Entries from a dataset of interfaces:
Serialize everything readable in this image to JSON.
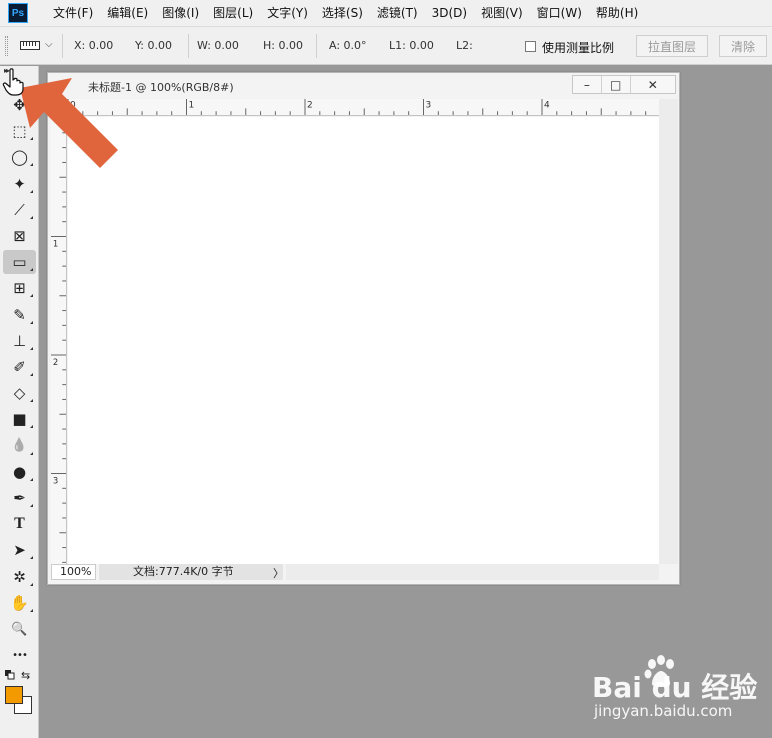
{
  "app": {
    "logo_text": "Ps"
  },
  "menu": [
    "文件(F)",
    "编辑(E)",
    "图像(I)",
    "图层(L)",
    "文字(Y)",
    "选择(S)",
    "滤镜(T)",
    "3D(D)",
    "视图(V)",
    "窗口(W)",
    "帮助(H)"
  ],
  "options": {
    "tool_icon": "ruler-icon",
    "x": "X: 0.00",
    "y": "Y: 0.00",
    "w": "W: 0.00",
    "h": "H: 0.00",
    "a": "A: 0.0°",
    "l1": "L1: 0.00",
    "l2": "L2:",
    "use_scale_label": "使用测量比例",
    "use_scale_checked": false,
    "straighten_label": "拉直图层",
    "clear_label": "清除"
  },
  "toolbar": {
    "tools": [
      {
        "name": "move-tool",
        "glyph": "✥"
      },
      {
        "name": "marquee-tool",
        "glyph": "⬚"
      },
      {
        "name": "lasso-tool",
        "glyph": "◯"
      },
      {
        "name": "magic-wand-tool",
        "glyph": "✦"
      },
      {
        "name": "crop-tool",
        "glyph": "⟋"
      },
      {
        "name": "frame-tool",
        "glyph": "⊠"
      },
      {
        "name": "ruler-tool",
        "glyph": "▭",
        "active": true
      },
      {
        "name": "patch-tool",
        "glyph": "⊞"
      },
      {
        "name": "brush-tool",
        "glyph": "✎"
      },
      {
        "name": "clone-stamp-tool",
        "glyph": "⊥"
      },
      {
        "name": "history-brush-tool",
        "glyph": "✐"
      },
      {
        "name": "eraser-tool",
        "glyph": "◇"
      },
      {
        "name": "gradient-tool",
        "glyph": "■"
      },
      {
        "name": "blur-tool",
        "glyph": "💧"
      },
      {
        "name": "dodge-tool",
        "glyph": "●"
      },
      {
        "name": "pen-tool",
        "glyph": "✒"
      },
      {
        "name": "type-tool",
        "glyph": "T"
      },
      {
        "name": "path-selection-tool",
        "glyph": "➤"
      },
      {
        "name": "shape-tool",
        "glyph": "✲"
      },
      {
        "name": "hand-tool",
        "glyph": "✋"
      },
      {
        "name": "zoom-tool",
        "glyph": "🔍"
      },
      {
        "name": "more-tools",
        "glyph": "•••"
      }
    ],
    "foreground_color": "#f39a00",
    "background_color": "#ffffff"
  },
  "document": {
    "title": "未标题-1 @ 100%(RGB/8#)",
    "minimize": "–",
    "maximize": "□",
    "close": "✕",
    "ruler_top_labels": [
      "0",
      "1",
      "2",
      "3",
      "4"
    ],
    "ruler_left_labels": [
      "1",
      "2",
      "3"
    ],
    "zoom": "100%",
    "info": "文档:777.4K/0 字节",
    "info_arrow": "〉"
  },
  "watermark": {
    "brand": "Bai du 经验",
    "url": "jingyan.baidu.com"
  },
  "colors": {
    "annotation_arrow": "#e0643c",
    "workspace_bg": "#989898",
    "panel_bg": "#f0f0f0"
  }
}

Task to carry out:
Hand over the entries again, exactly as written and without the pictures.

Answer to this exercise:
Serialize everything readable in this image to JSON.
{
  "app": {
    "logo_text": "Ps"
  },
  "menu": [
    "文件(F)",
    "编辑(E)",
    "图像(I)",
    "图层(L)",
    "文字(Y)",
    "选择(S)",
    "滤镜(T)",
    "3D(D)",
    "视图(V)",
    "窗口(W)",
    "帮助(H)"
  ],
  "options": {
    "tool_icon": "ruler-icon",
    "x": "X: 0.00",
    "y": "Y: 0.00",
    "w": "W: 0.00",
    "h": "H: 0.00",
    "a": "A: 0.0°",
    "l1": "L1: 0.00",
    "l2": "L2:",
    "use_scale_label": "使用测量比例",
    "use_scale_checked": false,
    "straighten_label": "拉直图层",
    "clear_label": "清除"
  },
  "toolbar": {
    "tools": [
      {
        "name": "move-tool",
        "glyph": "✥"
      },
      {
        "name": "marquee-tool",
        "glyph": "⬚"
      },
      {
        "name": "lasso-tool",
        "glyph": "◯"
      },
      {
        "name": "magic-wand-tool",
        "glyph": "✦"
      },
      {
        "name": "crop-tool",
        "glyph": "⟋"
      },
      {
        "name": "frame-tool",
        "glyph": "⊠"
      },
      {
        "name": "ruler-tool",
        "glyph": "▭",
        "active": true
      },
      {
        "name": "patch-tool",
        "glyph": "⊞"
      },
      {
        "name": "brush-tool",
        "glyph": "✎"
      },
      {
        "name": "clone-stamp-tool",
        "glyph": "⊥"
      },
      {
        "name": "history-brush-tool",
        "glyph": "✐"
      },
      {
        "name": "eraser-tool",
        "glyph": "◇"
      },
      {
        "name": "gradient-tool",
        "glyph": "■"
      },
      {
        "name": "blur-tool",
        "glyph": "💧"
      },
      {
        "name": "dodge-tool",
        "glyph": "●"
      },
      {
        "name": "pen-tool",
        "glyph": "✒"
      },
      {
        "name": "type-tool",
        "glyph": "T"
      },
      {
        "name": "path-selection-tool",
        "glyph": "➤"
      },
      {
        "name": "shape-tool",
        "glyph": "✲"
      },
      {
        "name": "hand-tool",
        "glyph": "✋"
      },
      {
        "name": "zoom-tool",
        "glyph": "🔍"
      },
      {
        "name": "more-tools",
        "glyph": "•••"
      }
    ],
    "foreground_color": "#f39a00",
    "background_color": "#ffffff"
  },
  "document": {
    "title": "未标题-1 @ 100%(RGB/8#)",
    "minimize": "–",
    "maximize": "□",
    "close": "✕",
    "ruler_top_labels": [
      "0",
      "1",
      "2",
      "3",
      "4"
    ],
    "ruler_left_labels": [
      "1",
      "2",
      "3"
    ],
    "zoom": "100%",
    "info": "文档:777.4K/0 字节",
    "info_arrow": "〉"
  },
  "watermark": {
    "brand": "Bai du 经验",
    "url": "jingyan.baidu.com"
  },
  "colors": {
    "annotation_arrow": "#e0643c",
    "workspace_bg": "#989898",
    "panel_bg": "#f0f0f0"
  }
}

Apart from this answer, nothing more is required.